[Component data from apps and pages]
========

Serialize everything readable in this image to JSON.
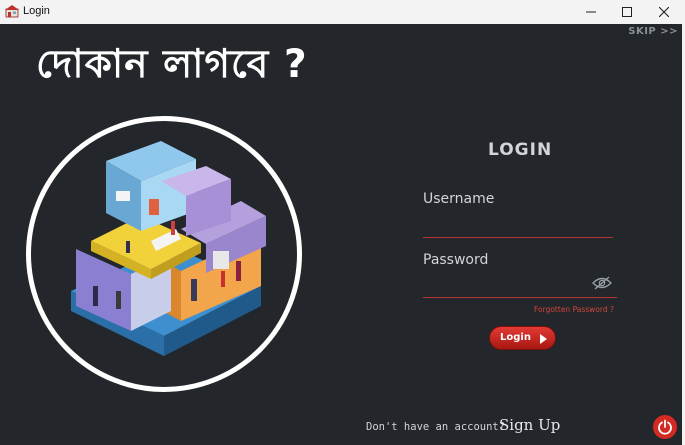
{
  "window": {
    "title": "Login",
    "controls": [
      "minimize-icon",
      "maximize-icon",
      "close-icon"
    ]
  },
  "skip": {
    "label": "SKIP >>"
  },
  "headline": {
    "text": "দোকান লাগবে ?"
  },
  "hero": {
    "icon": "isometric-shop-illustration"
  },
  "login": {
    "title": "LOGIN",
    "username_label": "Username",
    "username_value": "",
    "password_label": "Password",
    "password_value": "",
    "show_password_icon": "eye-slash-icon",
    "forgot_label": "Forgotten Password ?",
    "submit_label": "Login",
    "submit_icon": "play-arrow-icon"
  },
  "footer": {
    "no_account_text": "Don't have an account?",
    "signup_label": "Sign Up",
    "power_icon": "power-icon"
  },
  "colors": {
    "background": "#23262b",
    "accent": "#d42a24",
    "underline": "#b5362e",
    "text": "#d2d4d8"
  }
}
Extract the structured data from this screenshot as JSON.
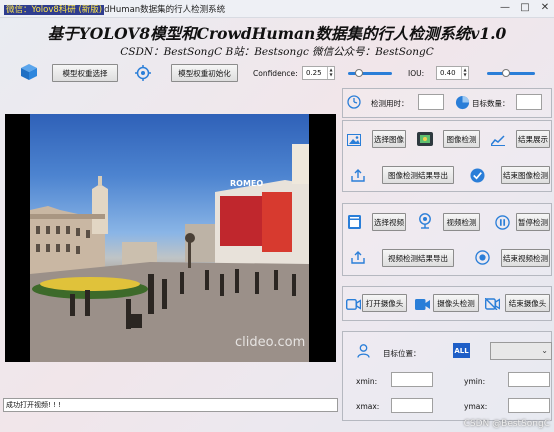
{
  "window": {
    "icon_text": "微信：Yolov8科研 (新版)",
    "title": "dHuman数据集的行人检测系统",
    "minimize": "—",
    "maximize": "□",
    "close": "✕"
  },
  "header": {
    "title": "基于YOLOV8模型和CrowdHuman数据集的行人检测系统v1.0",
    "subtitle": "CSDN：BestSongC   B站：Bestsongc   微信公众号：BestSongC"
  },
  "toolbar": {
    "model_select": "模型权重选择",
    "model_init": "模型权重初始化",
    "confidence_label": "Confidence:",
    "confidence_value": "0.25",
    "iou_label": "IOU:",
    "iou_value": "0.40",
    "confidence_level": 0.25,
    "iou_level": 0.4
  },
  "stats": {
    "time_label": "检测用时：",
    "count_label": "目标数量："
  },
  "image_section": {
    "select": "选择图像",
    "detect": "图像检测",
    "show": "结果展示",
    "export": "图像检测结果导出",
    "end": "结束图像检测"
  },
  "video_section": {
    "select": "选择视频",
    "detect": "视频检测",
    "pause": "暂停检测",
    "export": "视频检测结果导出",
    "end": "结束视频检测"
  },
  "camera_section": {
    "open": "打开摄像头",
    "detect": "摄像头检测",
    "close": "结束摄像头"
  },
  "target": {
    "position_label": "目标位置：",
    "all_badge": "ALL",
    "xmin": "xmin:",
    "ymin": "ymin:",
    "xmax": "xmax:",
    "ymax": "ymax:"
  },
  "preview": {
    "sign": "ROMEO",
    "clideo": "clideo.com"
  },
  "status": "成功打开视频! ! !",
  "watermark": "CSDN @BestSongC",
  "colors": {
    "accent_blue": "#2a7ed8",
    "title_highlight_bg": "#2f3d8f",
    "title_highlight_fg": "#ffe84a"
  }
}
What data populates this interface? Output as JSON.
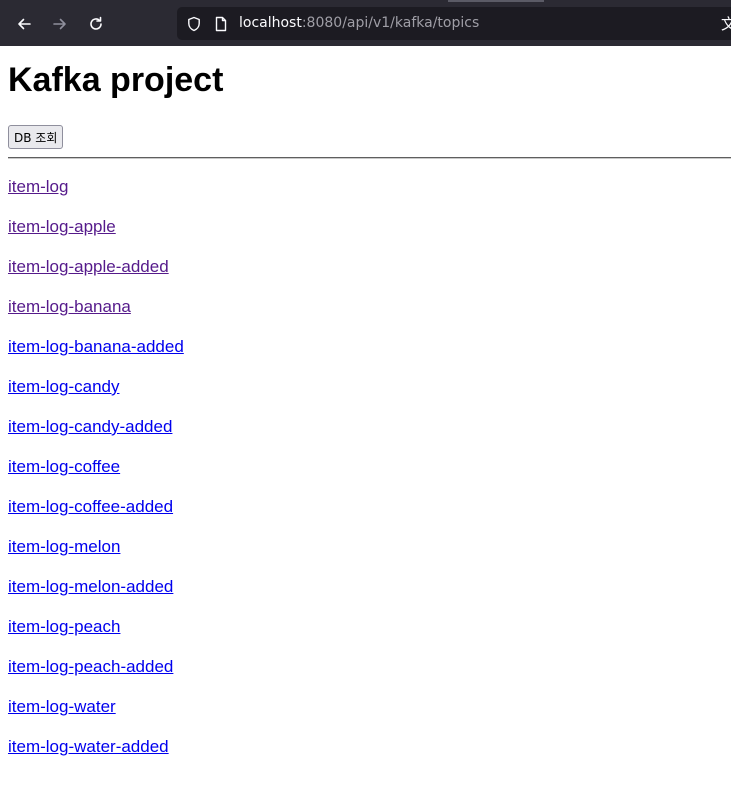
{
  "browser": {
    "url_host": "localhost",
    "url_rest": ":8080/api/v1/kafka/topics",
    "translate_glyph": "文"
  },
  "page": {
    "title": "Kafka project",
    "db_button_label": "DB 조회"
  },
  "topics": [
    {
      "label": "item-log",
      "visited": true
    },
    {
      "label": "item-log-apple",
      "visited": true
    },
    {
      "label": "item-log-apple-added",
      "visited": true
    },
    {
      "label": "item-log-banana",
      "visited": true
    },
    {
      "label": "item-log-banana-added",
      "visited": false
    },
    {
      "label": "item-log-candy",
      "visited": false
    },
    {
      "label": "item-log-candy-added",
      "visited": false
    },
    {
      "label": "item-log-coffee",
      "visited": false
    },
    {
      "label": "item-log-coffee-added",
      "visited": false
    },
    {
      "label": "item-log-melon",
      "visited": false
    },
    {
      "label": "item-log-melon-added",
      "visited": false
    },
    {
      "label": "item-log-peach",
      "visited": false
    },
    {
      "label": "item-log-peach-added",
      "visited": false
    },
    {
      "label": "item-log-water",
      "visited": false
    },
    {
      "label": "item-log-water-added",
      "visited": false
    }
  ],
  "colors": {
    "link": "#0000ee",
    "link_visited": "#551a8b",
    "toolbar": "#2b2a33",
    "urlbar": "#1c1b22"
  }
}
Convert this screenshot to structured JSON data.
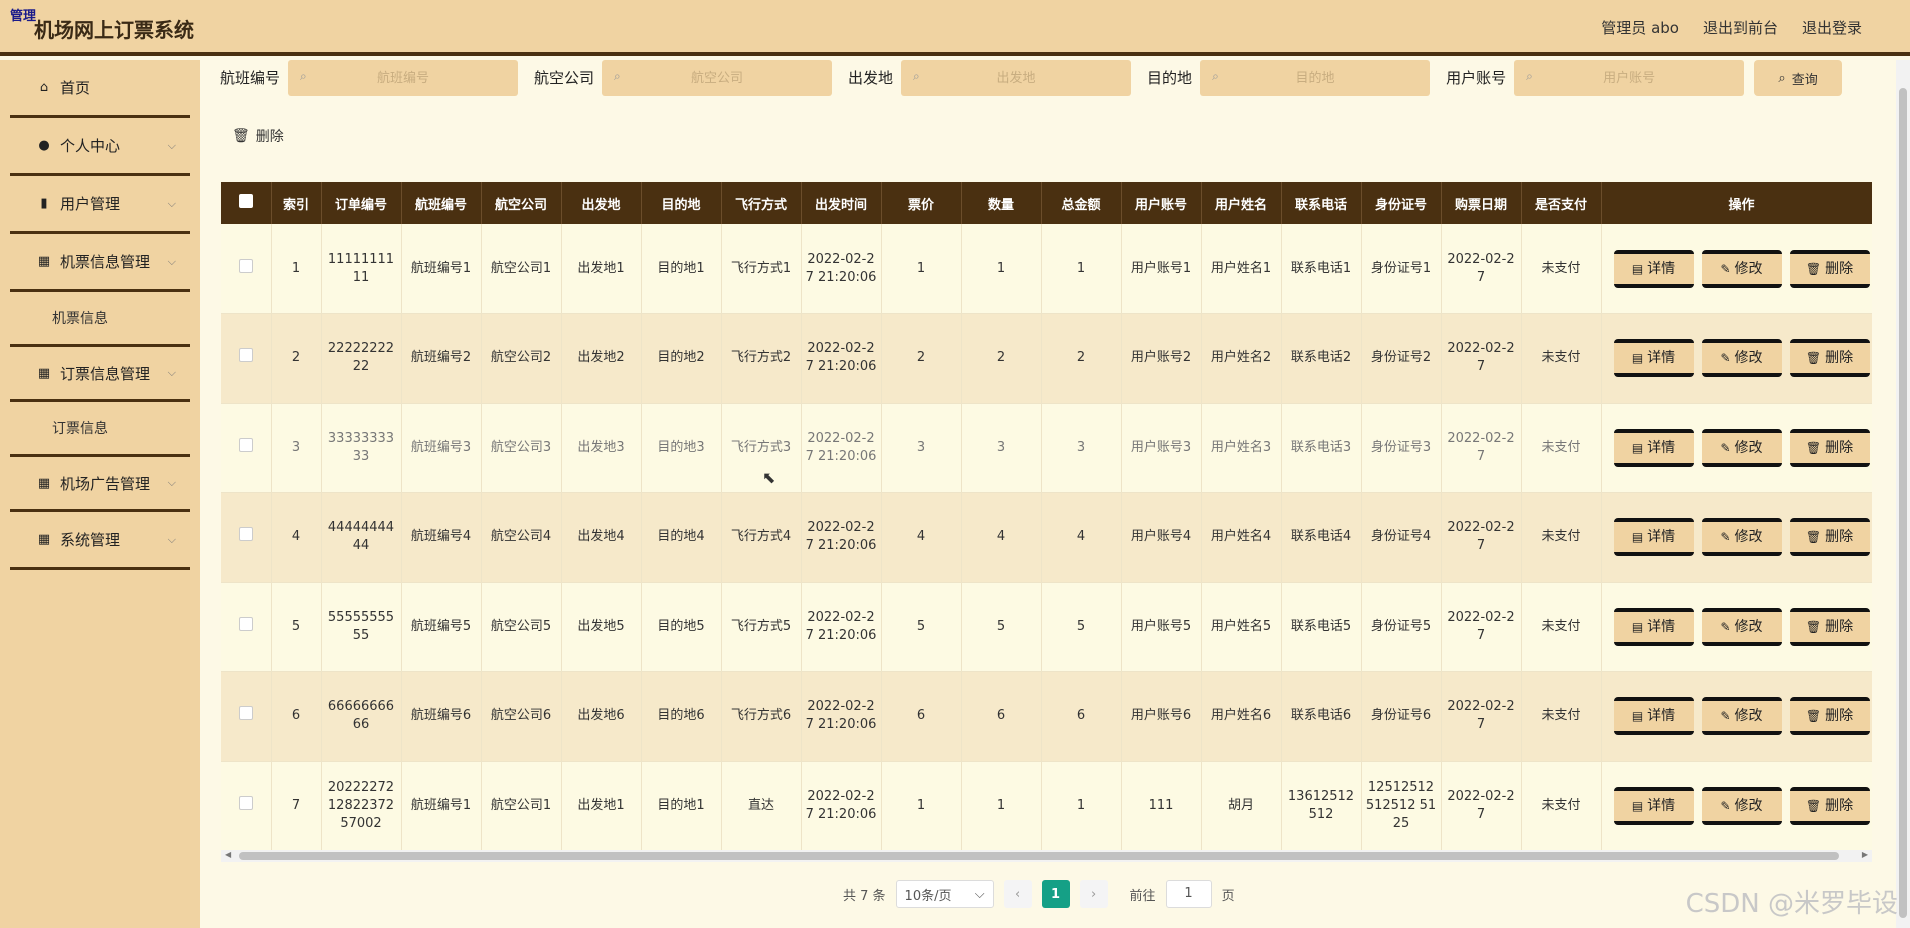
{
  "header": {
    "badge": "管理",
    "title": "机场网上订票系统",
    "admin_label": "管理员 abo",
    "exit_front": "退出到前台",
    "logout": "退出登录"
  },
  "sidebar": {
    "items": [
      {
        "label": "首页",
        "icon": "home-icon"
      },
      {
        "label": "个人中心",
        "icon": "user-icon"
      },
      {
        "label": "用户管理",
        "icon": "bar-chart-icon"
      },
      {
        "label": "机票信息管理",
        "icon": "grid-icon"
      },
      {
        "label": "机票信息"
      },
      {
        "label": "订票信息管理",
        "icon": "grid-icon"
      },
      {
        "label": "订票信息"
      },
      {
        "label": "机场广告管理",
        "icon": "grid-icon"
      },
      {
        "label": "系统管理",
        "icon": "grid-icon"
      }
    ]
  },
  "search": {
    "fields": [
      {
        "label": "航班编号",
        "placeholder": "航班编号"
      },
      {
        "label": "航空公司",
        "placeholder": "航空公司"
      },
      {
        "label": "出发地",
        "placeholder": "出发地"
      },
      {
        "label": "目的地",
        "placeholder": "目的地"
      },
      {
        "label": "用户账号",
        "placeholder": "用户账号"
      }
    ],
    "query_label": "查询"
  },
  "toolbar": {
    "delete_label": "删除"
  },
  "table": {
    "headers": [
      "索引",
      "订单编号",
      "航班编号",
      "航空公司",
      "出发地",
      "目的地",
      "飞行方式",
      "出发时间",
      "票价",
      "数量",
      "总金额",
      "用户账号",
      "用户姓名",
      "联系电话",
      "身份证号",
      "购票日期",
      "是否支付",
      "操作"
    ],
    "rows": [
      [
        "1",
        "1111111111",
        "航班编号1",
        "航空公司1",
        "出发地1",
        "目的地1",
        "飞行方式1",
        "2022-02-27 21:20:06",
        "1",
        "1",
        "1",
        "用户账号1",
        "用户姓名1",
        "联系电话1",
        "身份证号1",
        "2022-02-27",
        "未支付"
      ],
      [
        "2",
        "2222222222",
        "航班编号2",
        "航空公司2",
        "出发地2",
        "目的地2",
        "飞行方式2",
        "2022-02-27 21:20:06",
        "2",
        "2",
        "2",
        "用户账号2",
        "用户姓名2",
        "联系电话2",
        "身份证号2",
        "2022-02-27",
        "未支付"
      ],
      [
        "3",
        "3333333333",
        "航班编号3",
        "航空公司3",
        "出发地3",
        "目的地3",
        "飞行方式3",
        "2022-02-27 21:20:06",
        "3",
        "3",
        "3",
        "用户账号3",
        "用户姓名3",
        "联系电话3",
        "身份证号3",
        "2022-02-27",
        "未支付"
      ],
      [
        "4",
        "4444444444",
        "航班编号4",
        "航空公司4",
        "出发地4",
        "目的地4",
        "飞行方式4",
        "2022-02-27 21:20:06",
        "4",
        "4",
        "4",
        "用户账号4",
        "用户姓名4",
        "联系电话4",
        "身份证号4",
        "2022-02-27",
        "未支付"
      ],
      [
        "5",
        "5555555555",
        "航班编号5",
        "航空公司5",
        "出发地5",
        "目的地5",
        "飞行方式5",
        "2022-02-27 21:20:06",
        "5",
        "5",
        "5",
        "用户账号5",
        "用户姓名5",
        "联系电话5",
        "身份证号5",
        "2022-02-27",
        "未支付"
      ],
      [
        "6",
        "6666666666",
        "航班编号6",
        "航空公司6",
        "出发地6",
        "目的地6",
        "飞行方式6",
        "2022-02-27 21:20:06",
        "6",
        "6",
        "6",
        "用户账号6",
        "用户姓名6",
        "联系电话6",
        "身份证号6",
        "2022-02-27",
        "未支付"
      ],
      [
        "7",
        "202222721282237257002",
        "航班编号1",
        "航空公司1",
        "出发地1",
        "目的地1",
        "直达",
        "2022-02-27 21:20:06",
        "1",
        "1",
        "1",
        "111",
        "胡月",
        "13612512512",
        "12512512512512 5125",
        "2022-02-27",
        "未支付"
      ]
    ],
    "actions": {
      "detail": "详情",
      "edit": "修改",
      "delete": "删除"
    }
  },
  "pagination": {
    "total": "共 7 条",
    "page_size": "10条/页",
    "current_page": "1",
    "goto_prefix": "前往",
    "goto_value": "1",
    "goto_suffix": "页"
  },
  "watermark": "CSDN @米罗毕设",
  "colors": {
    "header_bg": "#f0d3a2",
    "dark_brown": "#4a3011",
    "page_bg": "#fdf9e6",
    "row_alt": "#f6e9ca",
    "pager_active": "#15a086"
  }
}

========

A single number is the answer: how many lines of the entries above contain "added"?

7